Now, technically, with HW#2, boosted audio and the "emulator/60" patch cancel each other out, resulting in the correct levels, so why not just use that version for everything? After all, a lot of patch creators were really annoyed at having to go to all the trouble of boosting their files for HW#1, along with re-uploading everything and writing new documentation, and they really didn't want to go through all of that again. Unfortunately, that leaves us with...

Problem #3:


Actually, this is several problems. First of all, most of the boosted audio files were actually peak normalized to 0dBFS. On the one hand, thankfully this wouldn't cause any clipping, but it does mean that the audio files aren't actually normalized relative to each other. If you don't understand the difference between RMS and peak normalization, the ELI5 version is that with peak normalization, the ONLY THING that matters is the single loudest sample in the entire track. Imagine you have 2 tracks, one is really loud all the way through, and one just has a loud cymbal crash at the end, while the rest of the track is really silent. Peak normalizing these two tracks to the same level means that loud crash at the end will be the same loudness as the entire loud track, so if you listen to them side by side, the entire quiet track will be much quieter than the loud one. This is an extreme example, but if you've ever looked at a waveform visually, this is basically true of any track with a lot of really large "spikes" in volume (the "quiet" tracks) vs tracks which are very "dense" and consistently the same volume. The "spiky" tracks will end up sounding much quieter. RMS normalization accounts for this by "averaging" the volume over time, which gives a better comparison between tracks. Basically, long story short, peak normalized tracks are no longer properly normalized relative to each other.

Now, that's assuming that the tracks were peak normalized to 0dBFS. Some people didn't do that, they just "cranked up the volume", which actually resulted in clipping, permanently damaging the files. The only way to fix them is to reconvert from the original source files.

Also, some games don't actually have a single normalized level for their entire OST, and instead use a wide dynamic range. Super Metroid is probably the most extreme example I've found, but a lot of the JRPG's do as well. You completely lose this dynamic range in the boosted tracks, which really kills a lot of the impact of that dynamic range (imagine the Arrival on Brinstar track being as loud as the Ridley fight... it's just wrong).

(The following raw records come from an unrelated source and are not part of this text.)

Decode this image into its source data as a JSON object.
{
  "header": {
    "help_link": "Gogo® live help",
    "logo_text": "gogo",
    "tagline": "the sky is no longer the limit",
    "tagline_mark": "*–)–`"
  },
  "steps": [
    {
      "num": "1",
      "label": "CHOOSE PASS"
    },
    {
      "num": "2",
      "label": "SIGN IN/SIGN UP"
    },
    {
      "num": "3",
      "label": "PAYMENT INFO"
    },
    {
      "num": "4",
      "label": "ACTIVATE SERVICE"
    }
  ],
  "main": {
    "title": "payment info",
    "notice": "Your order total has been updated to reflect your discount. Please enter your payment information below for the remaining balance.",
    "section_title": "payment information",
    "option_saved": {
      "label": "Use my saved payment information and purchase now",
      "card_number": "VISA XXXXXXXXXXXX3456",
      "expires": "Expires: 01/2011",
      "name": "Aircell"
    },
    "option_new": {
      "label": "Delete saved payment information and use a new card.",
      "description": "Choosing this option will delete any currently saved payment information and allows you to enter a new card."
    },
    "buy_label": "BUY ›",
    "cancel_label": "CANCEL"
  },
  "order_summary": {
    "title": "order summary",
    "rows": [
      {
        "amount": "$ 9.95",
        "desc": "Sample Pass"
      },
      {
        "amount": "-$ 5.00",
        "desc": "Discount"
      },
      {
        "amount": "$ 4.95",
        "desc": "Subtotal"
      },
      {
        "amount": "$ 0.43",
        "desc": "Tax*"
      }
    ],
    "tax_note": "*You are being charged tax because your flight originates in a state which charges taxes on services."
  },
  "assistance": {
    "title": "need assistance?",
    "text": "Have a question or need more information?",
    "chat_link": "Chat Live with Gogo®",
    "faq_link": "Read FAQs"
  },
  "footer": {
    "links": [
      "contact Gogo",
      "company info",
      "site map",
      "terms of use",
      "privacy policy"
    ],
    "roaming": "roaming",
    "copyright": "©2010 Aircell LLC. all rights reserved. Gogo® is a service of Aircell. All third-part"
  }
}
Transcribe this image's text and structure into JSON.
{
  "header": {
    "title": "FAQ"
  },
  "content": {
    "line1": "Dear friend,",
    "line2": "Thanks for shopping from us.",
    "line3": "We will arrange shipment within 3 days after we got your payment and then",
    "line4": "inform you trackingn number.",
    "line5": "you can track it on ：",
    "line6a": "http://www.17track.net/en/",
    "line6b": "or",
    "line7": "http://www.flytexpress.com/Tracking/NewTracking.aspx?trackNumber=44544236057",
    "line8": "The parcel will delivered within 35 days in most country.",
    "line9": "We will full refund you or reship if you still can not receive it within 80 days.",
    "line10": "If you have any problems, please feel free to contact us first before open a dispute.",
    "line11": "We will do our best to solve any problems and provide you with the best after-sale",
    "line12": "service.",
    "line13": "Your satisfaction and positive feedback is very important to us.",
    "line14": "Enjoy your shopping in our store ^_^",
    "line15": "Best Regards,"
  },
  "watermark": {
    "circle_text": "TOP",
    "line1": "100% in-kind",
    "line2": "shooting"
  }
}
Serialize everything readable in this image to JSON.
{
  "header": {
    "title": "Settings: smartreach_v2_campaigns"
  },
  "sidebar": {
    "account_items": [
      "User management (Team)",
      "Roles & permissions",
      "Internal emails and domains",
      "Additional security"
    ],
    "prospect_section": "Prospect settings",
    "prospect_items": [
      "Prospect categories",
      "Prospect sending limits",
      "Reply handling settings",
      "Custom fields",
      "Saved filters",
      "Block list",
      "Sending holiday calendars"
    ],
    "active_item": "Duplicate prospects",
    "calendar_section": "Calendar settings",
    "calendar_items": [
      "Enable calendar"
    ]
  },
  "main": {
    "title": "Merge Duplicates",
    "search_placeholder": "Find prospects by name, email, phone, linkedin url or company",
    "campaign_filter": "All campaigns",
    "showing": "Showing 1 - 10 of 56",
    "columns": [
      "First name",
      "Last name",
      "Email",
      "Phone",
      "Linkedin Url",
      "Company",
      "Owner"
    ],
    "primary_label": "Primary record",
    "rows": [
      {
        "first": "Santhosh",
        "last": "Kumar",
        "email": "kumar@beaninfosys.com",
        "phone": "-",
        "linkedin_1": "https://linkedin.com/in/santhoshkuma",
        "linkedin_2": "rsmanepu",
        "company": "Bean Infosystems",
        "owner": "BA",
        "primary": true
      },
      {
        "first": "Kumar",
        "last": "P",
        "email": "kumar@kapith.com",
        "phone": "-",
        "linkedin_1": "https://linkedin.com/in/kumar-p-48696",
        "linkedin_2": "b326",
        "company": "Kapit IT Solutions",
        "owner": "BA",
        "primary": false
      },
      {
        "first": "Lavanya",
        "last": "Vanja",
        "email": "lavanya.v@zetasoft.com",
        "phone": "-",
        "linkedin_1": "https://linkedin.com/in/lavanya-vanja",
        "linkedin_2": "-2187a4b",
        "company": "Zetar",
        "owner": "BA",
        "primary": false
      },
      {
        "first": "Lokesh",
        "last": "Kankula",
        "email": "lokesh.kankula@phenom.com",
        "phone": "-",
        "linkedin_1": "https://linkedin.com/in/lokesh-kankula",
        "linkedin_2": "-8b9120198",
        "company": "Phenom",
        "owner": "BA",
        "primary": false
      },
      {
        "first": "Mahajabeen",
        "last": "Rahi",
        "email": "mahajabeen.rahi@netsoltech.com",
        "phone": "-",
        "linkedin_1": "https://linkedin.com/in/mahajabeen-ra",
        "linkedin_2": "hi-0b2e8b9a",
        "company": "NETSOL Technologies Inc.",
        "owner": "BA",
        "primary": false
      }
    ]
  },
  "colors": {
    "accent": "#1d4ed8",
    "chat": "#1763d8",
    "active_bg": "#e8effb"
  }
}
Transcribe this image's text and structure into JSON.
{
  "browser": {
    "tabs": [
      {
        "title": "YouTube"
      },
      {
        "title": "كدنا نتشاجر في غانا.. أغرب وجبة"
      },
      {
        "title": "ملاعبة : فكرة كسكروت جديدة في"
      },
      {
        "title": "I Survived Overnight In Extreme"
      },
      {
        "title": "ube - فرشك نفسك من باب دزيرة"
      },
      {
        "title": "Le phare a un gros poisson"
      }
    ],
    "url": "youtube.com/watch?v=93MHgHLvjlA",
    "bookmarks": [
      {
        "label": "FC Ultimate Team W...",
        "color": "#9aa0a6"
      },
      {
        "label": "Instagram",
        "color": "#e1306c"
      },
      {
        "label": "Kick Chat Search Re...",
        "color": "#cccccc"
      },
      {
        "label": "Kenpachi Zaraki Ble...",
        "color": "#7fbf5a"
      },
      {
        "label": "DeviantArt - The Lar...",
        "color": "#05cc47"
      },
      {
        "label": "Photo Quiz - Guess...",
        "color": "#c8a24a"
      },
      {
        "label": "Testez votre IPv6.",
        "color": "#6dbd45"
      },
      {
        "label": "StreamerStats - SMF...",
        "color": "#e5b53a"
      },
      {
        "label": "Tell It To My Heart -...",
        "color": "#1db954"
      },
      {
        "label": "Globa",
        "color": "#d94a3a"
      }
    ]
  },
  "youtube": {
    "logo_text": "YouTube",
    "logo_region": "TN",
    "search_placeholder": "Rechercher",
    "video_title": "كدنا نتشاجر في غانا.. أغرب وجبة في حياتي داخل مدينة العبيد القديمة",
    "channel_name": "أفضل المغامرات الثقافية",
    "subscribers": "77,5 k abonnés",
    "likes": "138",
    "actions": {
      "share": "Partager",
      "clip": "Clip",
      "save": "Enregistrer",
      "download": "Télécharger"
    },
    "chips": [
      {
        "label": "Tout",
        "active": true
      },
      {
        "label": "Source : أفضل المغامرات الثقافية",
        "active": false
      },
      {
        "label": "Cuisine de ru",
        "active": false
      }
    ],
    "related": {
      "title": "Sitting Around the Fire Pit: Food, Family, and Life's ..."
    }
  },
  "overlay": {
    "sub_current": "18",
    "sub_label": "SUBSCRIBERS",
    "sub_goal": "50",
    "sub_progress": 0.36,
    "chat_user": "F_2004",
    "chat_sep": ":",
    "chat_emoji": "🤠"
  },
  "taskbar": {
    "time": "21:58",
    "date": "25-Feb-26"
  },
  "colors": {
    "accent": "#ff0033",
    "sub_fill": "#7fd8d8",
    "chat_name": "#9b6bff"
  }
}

So, you could stick with HW#2, but it's ugly, and it's still wrong for several reasons. Thankfully, I've gotten a lot of people on board with understanding this and have been working to remove and replace boosted audio packs with properly normalized ones. It's been a bit of an uphill battle, it's not 100% complete, and in some instances I've just had to do the work myself, but the hardest part was convincing people that this was really the right way to do it, and on that front, at least, I've pretty much succeeded. This means no more need for separate patches, or hacky workarounds, the ONLY workaround that needs to be mentioned is the MSU-1 boost option in the SD2SNES menu for older hardware revisions, OR the op-amp installation mod, which essentially upgrades the hardware to Rev. H. Then, all you need is the correct patch (aka "hardware/FF" version), and the correctly-leveled audio tracks, and we can go back to (mostly) pretending that this whole fiasco never happened.

No comments:

Post a Comment